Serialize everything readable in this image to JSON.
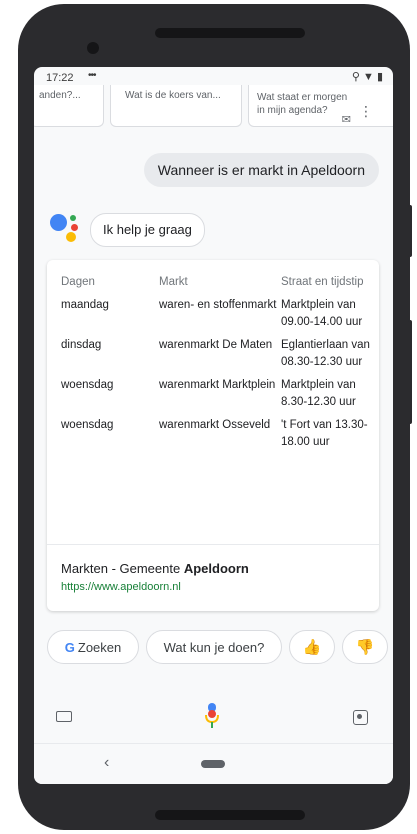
{
  "status_bar": {
    "time": "17:22",
    "dots": "•••",
    "icons": "⚲ ▼ ▮"
  },
  "suggestions": [
    {
      "label": "anden?..."
    },
    {
      "label": "Wat is de koers van..."
    },
    {
      "label": "Wat staat er morgen in mijn agenda?"
    }
  ],
  "conversation": {
    "user_query": "Wanneer is er markt in Apeldoorn",
    "assistant_reply": "Ik help je graag"
  },
  "result_card": {
    "headers": [
      "Dagen",
      "Markt",
      "Straat en tijdstip"
    ],
    "rows": [
      [
        "maandag",
        "waren- en stoffenmarkt",
        "Marktplein van 09.00-14.00 uur"
      ],
      [
        "dinsdag",
        "warenmarkt De Maten",
        "Eglantierlaan van 08.30-12.30 uur"
      ],
      [
        "woensdag",
        "warenmarkt Marktplein",
        "Marktplein van 8.30-12.30 uur"
      ],
      [
        "woensdag",
        "warenmarkt Osseveld",
        "'t Fort van 13.30-18.00 uur"
      ]
    ],
    "source_title_prefix": "Markten - Gemeente ",
    "source_title_bold": "Apeldoorn",
    "source_url": "https://www.apeldoorn.nl"
  },
  "action_chips": {
    "search_g": "G",
    "search_label": "Zoeken",
    "what_can_you_do": "Wat kun je doen?",
    "thumbs_up": "👍",
    "thumbs_down": "👎"
  },
  "colors": {
    "google_blue": "#4285f4",
    "google_red": "#ea4335",
    "google_yellow": "#fbbc05",
    "google_green": "#34a853",
    "url_green": "#188038",
    "thumb_yellow": "#f9ab00"
  },
  "nav": {
    "back": "‹"
  }
}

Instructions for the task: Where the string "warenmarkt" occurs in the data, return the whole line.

Expected answer:
        "warenmarkt De Maten",
        "warenmarkt Marktplein",
        "warenmarkt Osseveld",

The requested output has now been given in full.